What was going on with “quha”, “quhat” and the like in Scots and English?

From the Dictionar o the Scots Leid: Quha, Quhay, interrog. and rel. pron. Also: qwha, qha, qua, qwa, wha, vha, hua; qhaa; quhaw; quhai qwhay, whay, quay; quhae, whae; quhe, quhey, qwhey. ...
3
votes
3answers
21k views

What is “Oki-doki” or “Oki-dokie” or “Okay-dokay”

Okay, since now we know what is the origin of OK (I like the Oll Korrect version), I have another question about it's relative: What is an "Oki-doki" or "Oki-dokie" or "Okay-dokay"? What is the ...
1
vote
0answers
53 views

How the English verb conjugation does not have different suffixes? [duplicate]

Possible Duplicate: What happened to the “-est” and “-eth” verb suffixes in English? How were they once used? How do you conjugate Early Modern English verbs (other than ...
10
votes
4answers
3k views

“That's one small step for man, one giant leap for mankind.” [closed]

With Neil Armstrong's death today, many news sites are posting articles that quote Neil Armstrong as "That's one small step for (a) man, one giant leap for mankind.". My question is, does the quote ...
3
votes
2answers
764 views

Where and when did the negative connotations of “manipulation” appear?

When we think of manipulating objects, we might think of a juggler, magician, chef, etc.

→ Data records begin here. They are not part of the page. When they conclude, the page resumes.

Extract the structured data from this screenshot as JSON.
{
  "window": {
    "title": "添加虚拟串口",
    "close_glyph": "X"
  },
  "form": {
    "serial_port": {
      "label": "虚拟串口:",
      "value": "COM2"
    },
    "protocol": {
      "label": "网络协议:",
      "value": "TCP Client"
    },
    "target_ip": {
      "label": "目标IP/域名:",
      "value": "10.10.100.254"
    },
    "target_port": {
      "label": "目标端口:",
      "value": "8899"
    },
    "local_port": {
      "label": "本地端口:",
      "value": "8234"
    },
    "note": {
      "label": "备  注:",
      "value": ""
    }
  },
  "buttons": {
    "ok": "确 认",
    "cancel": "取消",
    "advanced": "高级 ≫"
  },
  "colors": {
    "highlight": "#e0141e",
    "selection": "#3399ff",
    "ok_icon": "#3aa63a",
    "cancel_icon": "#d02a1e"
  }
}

When we think of manipulating people, however, it almost always comes with negative connotations. These ...
4
votes
4answers
1k views

Why is it “the day is young”, not “still early”? What is the history of the phrase?

Mark Halperin’s article on the Missouri Congressman and Republican Senate nominee Todd Akin’s gaffe in August 20 Time magazine ends up with the lines: “So far, not publicly calling for Akin to ...
7
votes
1answer
209 views

When was the word “scroll” first used as a verb?

We all know that a scroll is a roll of parchment used in ancient times. A scroll can be rolled up or down, and that must have been the metaphor the creator of the computer-term "scroll" had in mind. ...
8
votes
2answers
910 views

“for good” expression in an unfortunate event?

I just heard an expression while watching a TV series yesterday. Someone just died and they said: He is gone for good I googled it and found that "for good" means "forever" in this context. But ...
3
votes
1answer
561 views

“What did you there”

A common nursery rhyme goes like this: Pussy cat, pussy cat, where have you been? I’ve been down to London to visit the Queen. Pussy cat, pussy cat, what did you there? I frightened a little ...
5
votes
3answers
3k views

Is “Winston tastes good like a cigarette should” still considered ungrammatical?

I was reading The Tipping Point this morning, and the author spoke of how Winston's slogan in the 1950s that went "Winston tastes good like a cigarette should" was very memorable because of its ...